__Data records__
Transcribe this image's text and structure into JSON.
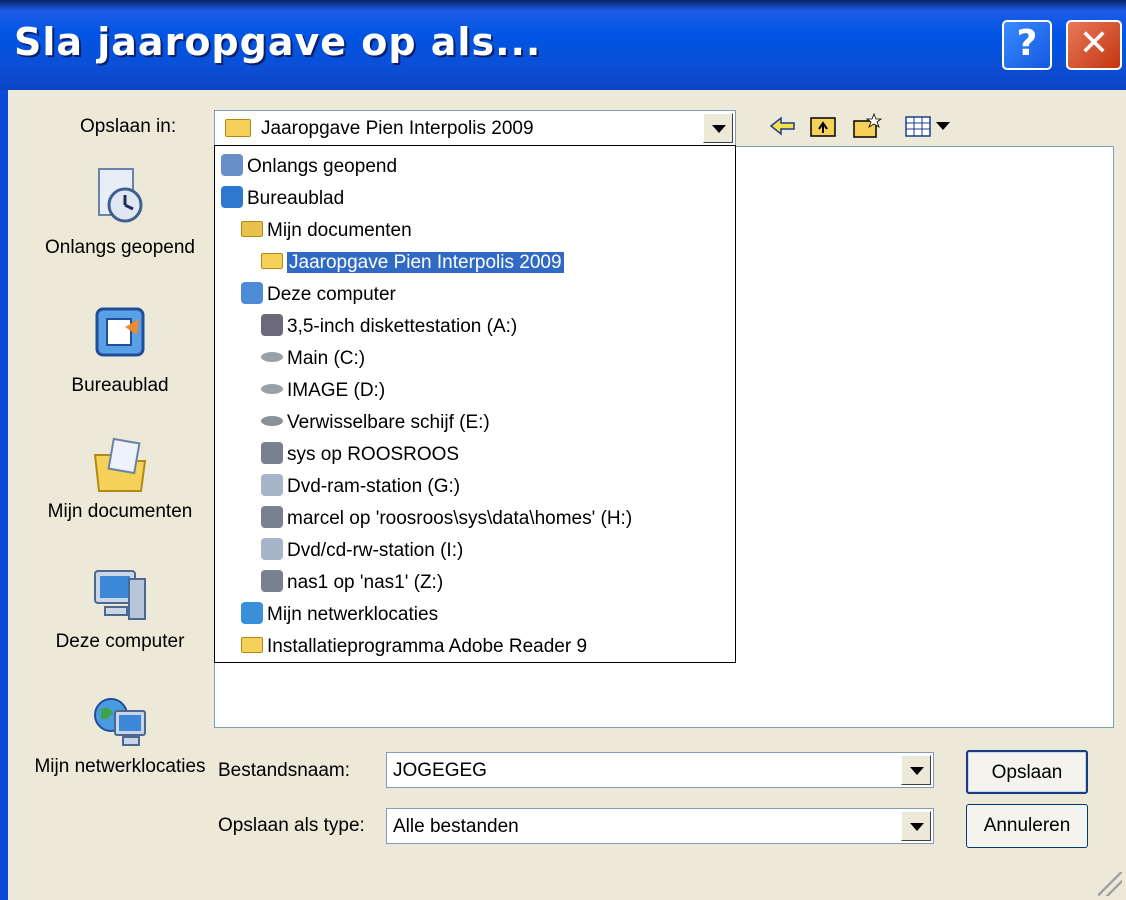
{
  "window": {
    "title": "Sla jaaropgave op als...",
    "help_glyph": "?",
    "close_glyph": "✕"
  },
  "save_in": {
    "label": "Opslaan in:",
    "value": "Jaaropgave Pien Interpolis 2009"
  },
  "toolbar": {
    "icons": [
      "back-icon",
      "up-folder-icon",
      "new-folder-icon",
      "view-menu-icon"
    ]
  },
  "places": [
    {
      "label": "Onlangs geopend",
      "icon": "recent-icon"
    },
    {
      "label": "Bureaublad",
      "icon": "desktop-icon"
    },
    {
      "label": "Mijn documenten",
      "icon": "my-documents-icon"
    },
    {
      "label": "Deze computer",
      "icon": "computer-icon"
    },
    {
      "label": "Mijn netwerklocaties",
      "icon": "network-places-icon"
    }
  ],
  "dropdown": {
    "items": [
      {
        "label": "Onlangs geopend",
        "icon": "recent-icon"
      },
      {
        "label": "Bureaublad",
        "icon": "desktop-icon"
      },
      {
        "label": "Mijn documenten",
        "icon": "my-documents-icon"
      },
      {
        "label": "Jaaropgave Pien Interpolis 2009",
        "icon": "folder-icon",
        "selected": true
      },
      {
        "label": "Deze computer",
        "icon": "computer-icon"
      },
      {
        "label": "3,5-inch diskettestation (A:)",
        "icon": "floppy-icon"
      },
      {
        "label": "Main (C:)",
        "icon": "hard-drive-icon"
      },
      {
        "label": "IMAGE (D:)",
        "icon": "hard-drive-icon"
      },
      {
        "label": "Verwisselbare schijf (E:)",
        "icon": "removable-drive-icon"
      },
      {
        "label": "sys op ROOSROOS",
        "icon": "network-drive-icon"
      },
      {
        "label": "Dvd-ram-station (G:)",
        "icon": "dvd-drive-icon"
      },
      {
        "label": "marcel op 'roosroos\\sys\\data\\homes' (H:)",
        "icon": "network-drive-icon"
      },
      {
        "label": "Dvd/cd-rw-station (I:)",
        "icon": "dvd-drive-icon"
      },
      {
        "label": "nas1 op 'nas1' (Z:)",
        "icon": "network-drive-icon"
      },
      {
        "label": "Mijn netwerklocaties",
        "icon": "network-places-icon"
      },
      {
        "label": "Installatieprogramma Adobe Reader 9",
        "icon": "folder-icon"
      }
    ]
  },
  "filename": {
    "label": "Bestandsnaam:",
    "value": "JOGEGEG"
  },
  "filetype": {
    "label": "Opslaan als type:",
    "value": "Alle bestanden"
  },
  "buttons": {
    "save": "Opslaan",
    "cancel": "Annuleren"
  }
}
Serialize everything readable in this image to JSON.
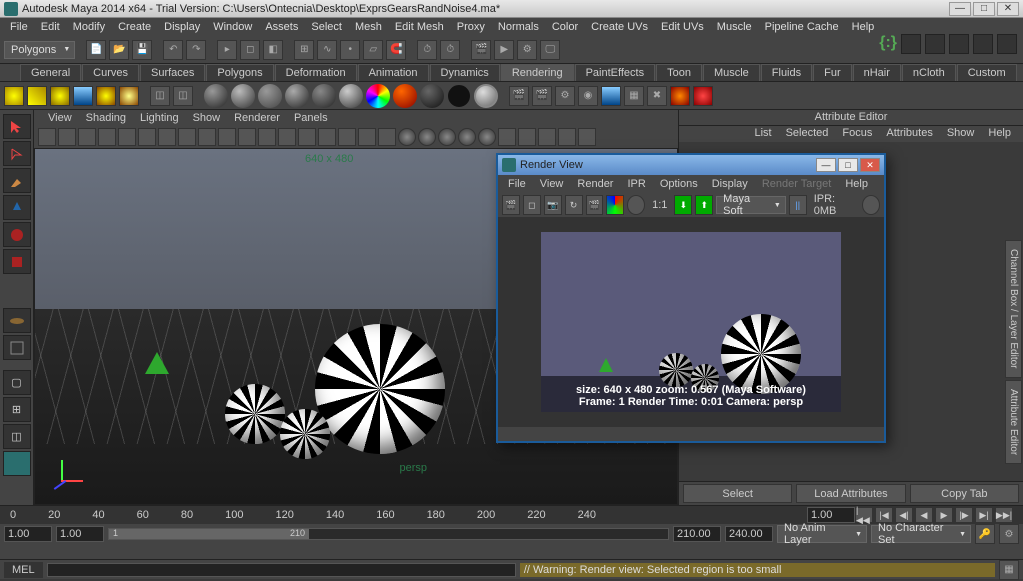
{
  "window": {
    "title": "Autodesk Maya 2014 x64 - Trial Version: C:\\Users\\Ontecnia\\Desktop\\ExprsGearsRandNoise4.ma*"
  },
  "main_menu": [
    "File",
    "Edit",
    "Modify",
    "Create",
    "Display",
    "Window",
    "Assets",
    "Select",
    "Mesh",
    "Edit Mesh",
    "Proxy",
    "Normals",
    "Color",
    "Create UVs",
    "Edit UVs",
    "Muscle",
    "Pipeline Cache",
    "Help"
  ],
  "module_dropdown": "Polygons",
  "shelf_tabs": [
    "General",
    "Curves",
    "Surfaces",
    "Polygons",
    "Deformation",
    "Animation",
    "Dynamics",
    "Rendering",
    "PaintEffects",
    "Toon",
    "Muscle",
    "Fluids",
    "Fur",
    "nHair",
    "nCloth",
    "Custom"
  ],
  "active_shelf": "Rendering",
  "viewport_menu": [
    "View",
    "Shading",
    "Lighting",
    "Show",
    "Renderer",
    "Panels"
  ],
  "gate_resolution": "640 x 480",
  "persp_label": "persp",
  "attr_editor": {
    "title": "Attribute Editor",
    "menu": [
      "List",
      "Selected",
      "Focus",
      "Attributes",
      "Show",
      "Help"
    ],
    "buttons": {
      "select": "Select",
      "load": "Load Attributes",
      "copy": "Copy Tab"
    }
  },
  "side_tabs": [
    "Channel Box / Layer Editor",
    "Attribute Editor"
  ],
  "timeline": {
    "ticks": [
      "0",
      "20",
      "40",
      "60",
      "80",
      "100",
      "120",
      "140",
      "160",
      "180",
      "200",
      "220",
      "240"
    ],
    "range": {
      "start": "1",
      "end": "210"
    },
    "start_frame": "1.00",
    "end_frame": "1.00",
    "range_start": "210.00",
    "range_end": "240.00",
    "current": "1.00",
    "anim_layer": "No Anim Layer",
    "char_set": "No Character Set"
  },
  "command": {
    "lang": "MEL"
  },
  "status": {
    "warning": "// Warning: Render view: Selected region is too small"
  },
  "render_view": {
    "title": "Render View",
    "menu": [
      "File",
      "View",
      "Render",
      "IPR",
      "Options",
      "Display",
      "Render Target",
      "Help"
    ],
    "renderer": "Maya Soft",
    "ipr_label": "IPR: 0MB",
    "ratio": "1:1",
    "info_line1": "size: 640 x 480     zoom: 0.567     (Maya Software)",
    "info_line2": "Frame: 1        Render Time: 0:01        Camera: persp"
  }
}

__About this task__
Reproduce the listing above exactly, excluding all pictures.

__Result of this task__
Transcribe this image's text and structure into JSON.
{
  "window": {
    "title": "Sla jaaropgave op als...",
    "help_glyph": "?",
    "close_glyph": "✕"
  },
  "save_in": {
    "label": "Opslaan in:",
    "value": "Jaaropgave Pien Interpolis 2009"
  },
  "toolbar": {
    "icons": [
      "back-icon",
      "up-folder-icon",
      "new-folder-icon",
      "view-menu-icon"
    ]
  },
  "places": [
    {
      "label": "Onlangs geopend",
      "icon": "recent-icon"
    },
    {
      "label": "Bureaublad",
      "icon": "desktop-icon"
    },
    {
      "label": "Mijn documenten",
      "icon": "my-documents-icon"
    },
    {
      "label": "Deze computer",
      "icon": "computer-icon"
    },
    {
      "label": "Mijn netwerklocaties",
      "icon": "network-places-icon"
    }
  ],
  "dropdown": {
    "items": [
      {
        "label": "Onlangs geopend",
        "icon": "recent-icon"
      },
      {
        "label": "Bureaublad",
        "icon": "desktop-icon"
      },
      {
        "label": "Mijn documenten",
        "icon": "my-documents-icon"
      },
      {
        "label": "Jaaropgave Pien Interpolis 2009",
        "icon": "folder-icon",
        "selected": true
      },
      {
        "label": "Deze computer",
        "icon": "computer-icon"
      },
      {
        "label": "3,5-inch diskettestation (A:)",
        "icon": "floppy-icon"
      },
      {
        "label": "Main (C:)",
        "icon": "hard-drive-icon"
      },
      {
        "label": "IMAGE (D:)",
        "icon": "hard-drive-icon"
      },
      {
        "label": "Verwisselbare schijf (E:)",
        "icon": "removable-drive-icon"
      },
      {
        "label": "sys op ROOSROOS",
        "icon": "network-drive-icon"
      },
      {
        "label": "Dvd-ram-station (G:)",
        "icon": "dvd-drive-icon"
      },
      {
        "label": "marcel op 'roosroos\\sys\\data\\homes' (H:)",
        "icon": "network-drive-icon"
      },
      {
        "label": "Dvd/cd-rw-station (I:)",
        "icon": "dvd-drive-icon"
      },
      {
        "label": "nas1 op 'nas1' (Z:)",
        "icon": "network-drive-icon"
      },
      {
        "label": "Mijn netwerklocaties",
        "icon": "network-places-icon"
      },
      {
        "label": "Installatieprogramma Adobe Reader 9",
        "icon": "folder-icon"
      }
    ]
  },
  "filename": {
    "label": "Bestandsnaam:",
    "value": "JOGEGEG"
  },
  "filetype": {
    "label": "Opslaan als type:",
    "value": "Alle bestanden"
  },
  "buttons": {
    "save": "Opslaan",
    "cancel": "Annuleren"
  }
}
Serialize everything readable in this image to JSON.
{
  "window": {
    "title": "Autodesk Maya 2014 x64 - Trial Version: C:\\Users\\Ontecnia\\Desktop\\ExprsGearsRandNoise4.ma*"
  },
  "main_menu": [
    "File",
    "Edit",
    "Modify",
    "Create",
    "Display",
    "Window",
    "Assets",
    "Select",
    "Mesh",
    "Edit Mesh",
    "Proxy",
    "Normals",
    "Color",
    "Create UVs",
    "Edit UVs",
    "Muscle",
    "Pipeline Cache",
    "Help"
  ],
  "module_dropdown": "Polygons",
  "shelf_tabs": [
    "General",
    "Curves",
    "Surfaces",
    "Polygons",
    "Deformation",
    "Animation",
    "Dynamics",
    "Rendering",
    "PaintEffects",
    "Toon",
    "Muscle",
    "Fluids",
    "Fur",
    "nHair",
    "nCloth",
    "Custom"
  ],
  "active_shelf": "Rendering",
  "viewport_menu": [
    "View",
    "Shading",
    "Lighting",
    "Show",
    "Renderer",
    "Panels"
  ],
  "gate_resolution": "640 x 480",
  "persp_label": "persp",
  "attr_editor": {
    "title": "Attribute Editor",
    "menu": [
      "List",
      "Selected",
      "Focus",
      "Attributes",
      "Show",
      "Help"
    ],
    "buttons": {
      "select": "Select",
      "load": "Load Attributes",
      "copy": "Copy Tab"
    }
  },
  "side_tabs": [
    "Channel Box / Layer Editor",
    "Attribute Editor"
  ],
  "timeline": {
    "ticks": [
      "0",
      "20",
      "40",
      "60",
      "80",
      "100",
      "120",
      "140",
      "160",
      "180",
      "200",
      "220",
      "240"
    ],
    "range": {
      "start": "1",
      "end": "210"
    },
    "start_frame": "1.00",
    "end_frame": "1.00",
    "range_start": "210.00",
    "range_end": "240.00",
    "current": "1.00",
    "anim_layer": "No Anim Layer",
    "char_set": "No Character Set"
  },
  "command": {
    "lang": "MEL"
  },
  "status": {
    "warning": "// Warning: Render view: Selected region is too small"
  },
  "render_view": {
    "title": "Render View",
    "menu": [
      "File",
      "View",
      "Render",
      "IPR",
      "Options",
      "Display",
      "Render Target",
      "Help"
    ],
    "renderer": "Maya Soft",
    "ipr_label": "IPR: 0MB",
    "ratio": "1:1",
    "info_line1": "size: 640 x 480     zoom: 0.567     (Maya Software)",
    "info_line2": "Frame: 1        Render Time: 0:01        Camera: persp"
  }
}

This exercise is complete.